Members offered a grab bag of ideas, which were written on poster paper. Under the heading “student achievement,” they listed literacy, absenteeism, civics courses, vocational programs, and teacher quality, among other topics. Under other “focus areas,” members suggested classroom materials, parent involvement, and the arts.

Before the school year begins in September, León is tasked with shaping the ideas on that poster paper into specific goals and an action plan.

After the meeting, education activist Wilhelmina Holder said she hopes the board will focus its attention on a few key priorities.

“There was too much of a laundry list,” she said.

early dismissals

Top Newark school officials ousted in leadership shake-up as new superintendent prepares to take over

PHOTO: Patrick Wall
Incoming Newark Public Schools Superintendent Roger León

Several top Newark school officials were given the option Friday to resign or face termination, in what appeared to be an early move by incoming Superintendent Roger León to overhaul the district’s leadership.

The shake-up includes top officials such as the chief academic officer and the head of the district’s controversial enrollment system, as well as lower-level administrators — 31 people in total, according to documents and district employees briefed on the overhaul. Most of the officials were hired or promoted by the previous two state-appointed superintendents, Cami Anderson and Christopher Cerf, a sign that León wants to steer the district in a new direction now that it has returned to local control.

The officials were given the option to resign by Tuesday and accept buyouts or face the prospect of being fired by the school board at its meeting that evening. The buyouts offer a financial incentive to those who resign voluntarily on top of any severance included in their contracts. In exchange for accepting the buyouts, the officials must sign confidentiality agreements and waive their right to sue the district.

Earlier this week, León submitted a list of his choices to replace the ousted cabinet-level officials, which the board must approve at its Tuesday meeting. It’s not clear whether he has people lined up to fill the less-senior positions.

It’s customary for incoming superintendents to appoint new cabinet members and reorganize the district’s leadership structure, which usually entails replacing some personnel. However, many staffers were caught off guard by Friday’s dismissals since León has given little indication of how he plans to restructure the central office — and he does not officially take the reins of the district until July 1.

A district spokeswoman and the school board chair did not immediately respond to emails on Friday about the shake-up.
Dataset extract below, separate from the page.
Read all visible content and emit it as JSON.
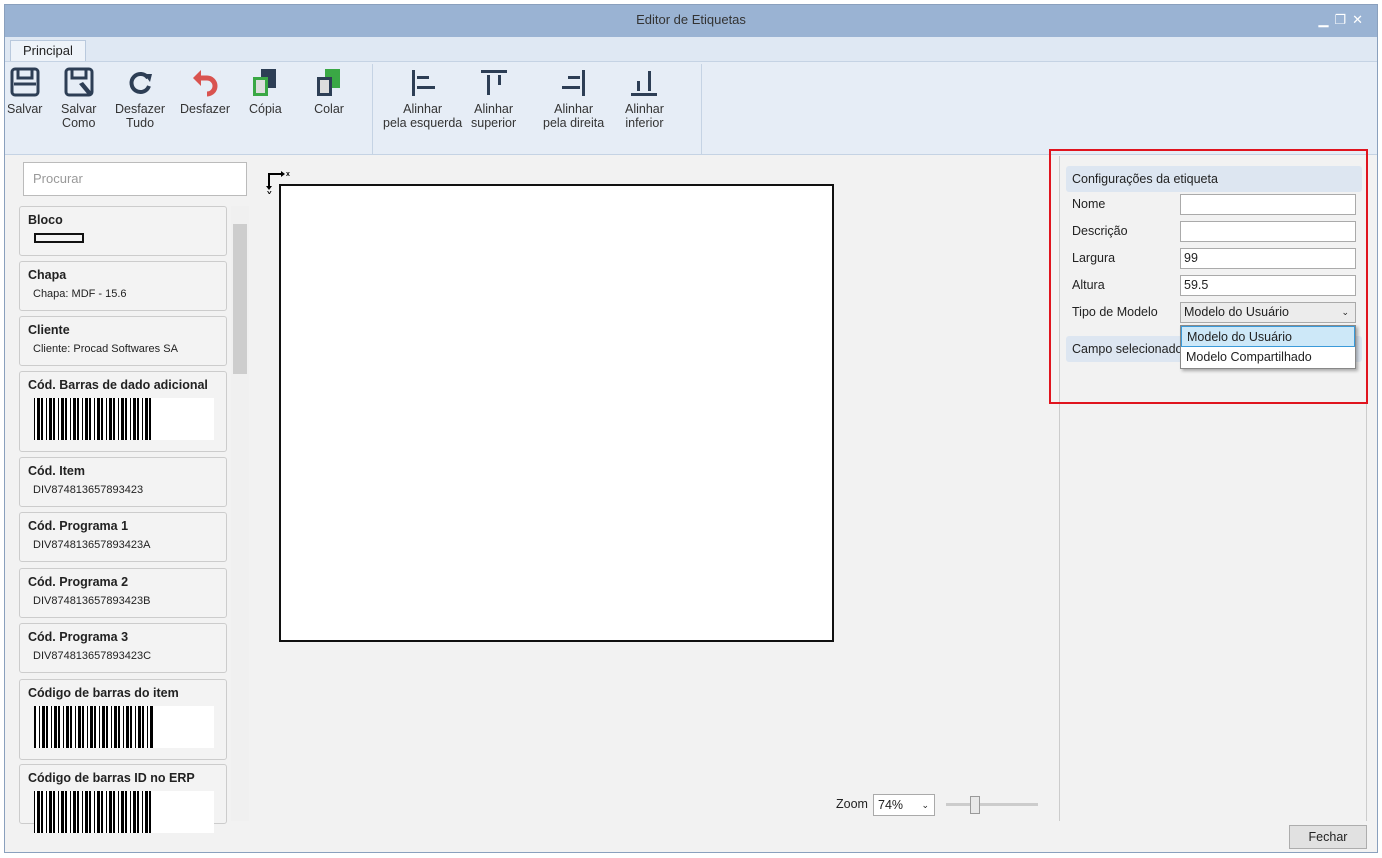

Some staffers speculated Friday that the buyout offers were a way for León to replace the district’s leadership without securing the school board’s approval because, unlike with terminations, the board does not need to sign off on resignations. However, it’s possible the board may have to okay any buyout payments. And it could also be the case that the buyouts were primarily intended to help shield the district from legal challenges to the dismissals.

León was not present when the staffers learned Friday afternoon that they were being let go, the employees said. Instead, the interim superintendent, Robert Gregory, and other top officials broke the news, which left some stunned personnel crying and packing their belongings into boxes. They received official separation letters by email later that day.
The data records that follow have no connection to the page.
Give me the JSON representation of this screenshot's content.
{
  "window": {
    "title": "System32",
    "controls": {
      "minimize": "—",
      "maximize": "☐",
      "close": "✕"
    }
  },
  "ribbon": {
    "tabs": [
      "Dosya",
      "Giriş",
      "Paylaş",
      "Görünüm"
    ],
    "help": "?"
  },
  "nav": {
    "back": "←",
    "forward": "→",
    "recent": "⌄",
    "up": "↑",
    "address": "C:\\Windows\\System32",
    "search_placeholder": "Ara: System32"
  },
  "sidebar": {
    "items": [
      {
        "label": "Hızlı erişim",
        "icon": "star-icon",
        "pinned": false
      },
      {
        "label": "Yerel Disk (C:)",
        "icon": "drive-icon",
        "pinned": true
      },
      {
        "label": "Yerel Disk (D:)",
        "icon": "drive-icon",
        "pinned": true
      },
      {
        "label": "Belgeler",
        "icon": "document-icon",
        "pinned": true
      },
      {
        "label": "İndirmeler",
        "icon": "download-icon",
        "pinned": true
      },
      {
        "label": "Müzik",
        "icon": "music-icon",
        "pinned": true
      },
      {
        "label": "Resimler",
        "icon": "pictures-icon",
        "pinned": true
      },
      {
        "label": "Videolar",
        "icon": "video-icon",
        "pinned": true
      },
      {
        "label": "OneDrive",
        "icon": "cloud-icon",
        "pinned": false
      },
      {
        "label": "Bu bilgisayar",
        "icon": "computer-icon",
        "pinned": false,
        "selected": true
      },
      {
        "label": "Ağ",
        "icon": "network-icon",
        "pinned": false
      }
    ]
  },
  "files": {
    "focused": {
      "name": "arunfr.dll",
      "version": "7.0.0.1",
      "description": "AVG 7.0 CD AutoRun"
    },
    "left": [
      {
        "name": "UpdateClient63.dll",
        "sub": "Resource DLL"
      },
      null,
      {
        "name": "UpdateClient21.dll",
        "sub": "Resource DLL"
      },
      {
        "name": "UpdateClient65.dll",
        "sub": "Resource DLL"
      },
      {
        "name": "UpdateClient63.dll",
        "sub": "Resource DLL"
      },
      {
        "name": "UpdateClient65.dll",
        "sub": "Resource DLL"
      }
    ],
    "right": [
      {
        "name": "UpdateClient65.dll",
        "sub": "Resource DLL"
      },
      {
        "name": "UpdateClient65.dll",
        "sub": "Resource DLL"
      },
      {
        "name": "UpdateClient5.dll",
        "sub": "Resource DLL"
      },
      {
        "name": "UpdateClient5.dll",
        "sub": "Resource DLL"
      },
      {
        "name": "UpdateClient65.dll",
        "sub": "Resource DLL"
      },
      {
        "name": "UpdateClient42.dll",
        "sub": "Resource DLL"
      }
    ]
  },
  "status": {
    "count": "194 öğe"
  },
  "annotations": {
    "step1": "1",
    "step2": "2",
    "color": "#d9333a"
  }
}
The people being ousted include Chief Academic Officer Brad Haggerty and Gabrielle Ramos-Solomon, who oversees enrollment. Also included are top officials in the curriculum, early childhood, and finance divisions, among others, according to a list obtained by Chalkbeat.
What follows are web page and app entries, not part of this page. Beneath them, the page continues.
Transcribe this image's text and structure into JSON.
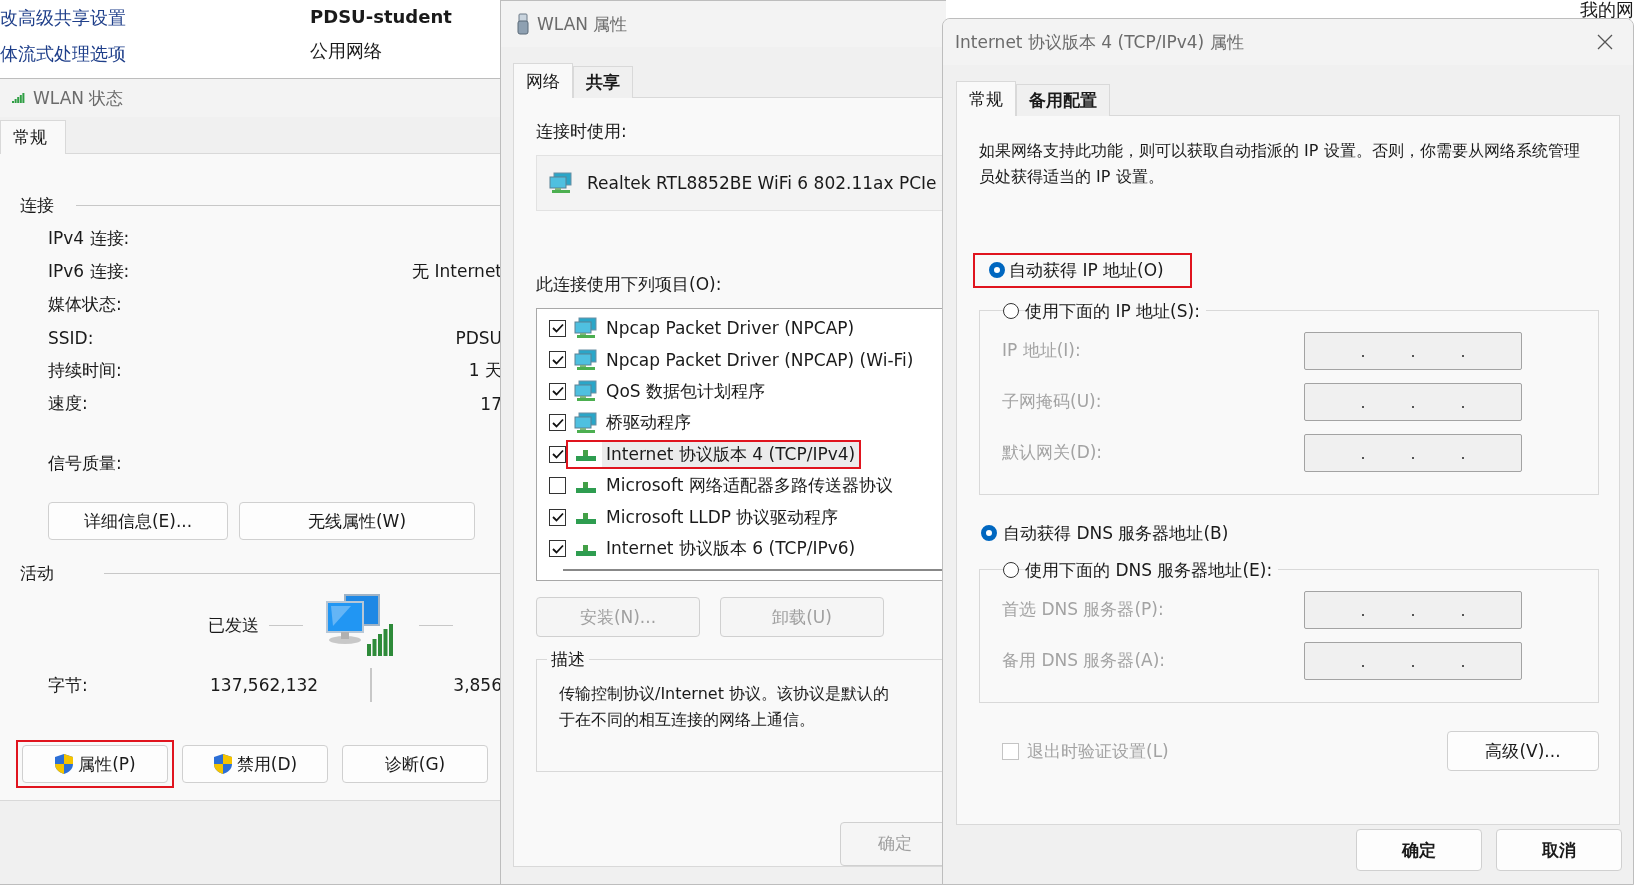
{
  "background": {
    "links": [
      "改高级共享设置",
      "体流式处理选项"
    ],
    "network_name": "PDSU-student",
    "network_type": "公用网络",
    "corner_text": "我的网"
  },
  "status_window": {
    "title": "WLAN 状态",
    "tabs": [
      {
        "label": "常规",
        "selected": true
      }
    ],
    "connection": {
      "heading": "连接",
      "rows": [
        {
          "label": "IPv4 连接:"
        },
        {
          "label": "IPv6 连接:",
          "value": "无 Internet"
        },
        {
          "label": "媒体状态:"
        },
        {
          "label": "SSID:",
          "value": "PDSU"
        },
        {
          "label": "持续时间:",
          "value": "1 天"
        },
        {
          "label": "速度:",
          "value": "17"
        }
      ],
      "signal_label": "信号质量:",
      "buttons": [
        "详细信息(E)...",
        "无线属性(W)"
      ]
    },
    "activity": {
      "heading": "活动",
      "sent_label": "已发送",
      "bytes_label": "字节:",
      "bytes_sent": "137,562,132",
      "bytes_received": "3,856"
    },
    "buttons": [
      {
        "label": "属性(P)",
        "shield": true,
        "highlighted": true
      },
      {
        "label": "禁用(D)",
        "shield": true,
        "highlighted": false
      },
      {
        "label": "诊断(G)",
        "shield": false,
        "highlighted": false
      }
    ]
  },
  "properties_window": {
    "title": "WLAN 属性",
    "tabs": [
      {
        "label": "网络",
        "selected": true
      },
      {
        "label": "共享",
        "selected": false
      }
    ],
    "connect_using_label": "连接时使用:",
    "adapter": "Realtek RTL8852BE WiFi 6 802.11ax PCIe",
    "items_label": "此连接使用下列项目(O):",
    "items": [
      {
        "label": "Npcap Packet Driver (NPCAP)",
        "kind": "service",
        "checked": true,
        "selected": false,
        "highlighted": false
      },
      {
        "label": "Npcap Packet Driver (NPCAP) (Wi-Fi)",
        "kind": "service",
        "checked": true,
        "selected": false,
        "highlighted": false
      },
      {
        "label": "QoS 数据包计划程序",
        "kind": "service",
        "checked": true,
        "selected": false,
        "highlighted": false
      },
      {
        "label": "桥驱动程序",
        "kind": "service",
        "checked": true,
        "selected": false,
        "highlighted": false
      },
      {
        "label": "Internet 协议版本 4 (TCP/IPv4)",
        "kind": "protocol",
        "checked": true,
        "selected": true,
        "highlighted": true
      },
      {
        "label": "Microsoft 网络适配器多路传送器协议",
        "kind": "protocol",
        "checked": false,
        "selected": false,
        "highlighted": false
      },
      {
        "label": "Microsoft LLDP 协议驱动程序",
        "kind": "protocol",
        "checked": true,
        "selected": false,
        "highlighted": false
      },
      {
        "label": "Internet 协议版本 6 (TCP/IPv6)",
        "kind": "protocol",
        "checked": true,
        "selected": false,
        "highlighted": false
      }
    ],
    "buttons": [
      {
        "label": "安装(N)...",
        "disabled": true
      },
      {
        "label": "卸载(U)",
        "disabled": true
      }
    ],
    "description": {
      "heading": "描述",
      "lines": [
        "传输控制协议/Internet 协议。该协议是默认的",
        "于在不同的相互连接的网络上通信。"
      ]
    },
    "ok_button": {
      "label": "确定",
      "disabled": true
    }
  },
  "ipv4_window": {
    "title": "Internet 协议版本 4 (TCP/IPv4) 属性",
    "tabs": [
      {
        "label": "常规",
        "selected": true
      },
      {
        "label": "备用配置",
        "selected": false
      }
    ],
    "intro": "如果网络支持此功能，则可以获取自动指派的 IP 设置。否则，你需要从网络系统管理员处获得适当的 IP 设置。",
    "ip_options": [
      {
        "label": "自动获得 IP 地址(O)",
        "selected": true,
        "highlighted": true
      },
      {
        "label": "使用下面的 IP 地址(S):",
        "selected": false,
        "highlighted": false
      }
    ],
    "ip_fields": [
      {
        "label": "IP 地址(I):",
        "disabled": true
      },
      {
        "label": "子网掩码(U):",
        "disabled": true
      },
      {
        "label": "默认网关(D):",
        "disabled": true
      }
    ],
    "dns_options": [
      {
        "label": "自动获得 DNS 服务器地址(B)",
        "selected": true,
        "highlighted": false
      },
      {
        "label": "使用下面的 DNS 服务器地址(E):",
        "selected": false,
        "highlighted": false
      }
    ],
    "dns_fields": [
      {
        "label": "首选 DNS 服务器(P):",
        "disabled": true
      },
      {
        "label": "备用 DNS 服务器(A):",
        "disabled": true
      }
    ],
    "validate": {
      "label": "退出时验证设置(L)",
      "checked": false,
      "disabled": true
    },
    "advanced_button": "高级(V)...",
    "ok_button": "确定",
    "cancel_button": "取消"
  }
}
In addition to the 31 being pushed out, several assistant superintendents are being demoted but will remain in the district, according to the district employees.

There was concern among some officials Friday about whether the turnover would disrupt planning for the coming school year.

“I don’t know how we’re going to open smoothly with cuts this deep,” one of the employees said. “Little to no communication was provided to the teams about what these cuts mean for the many employees who remain in their roles and need leadership guidance and direction Monday morning.”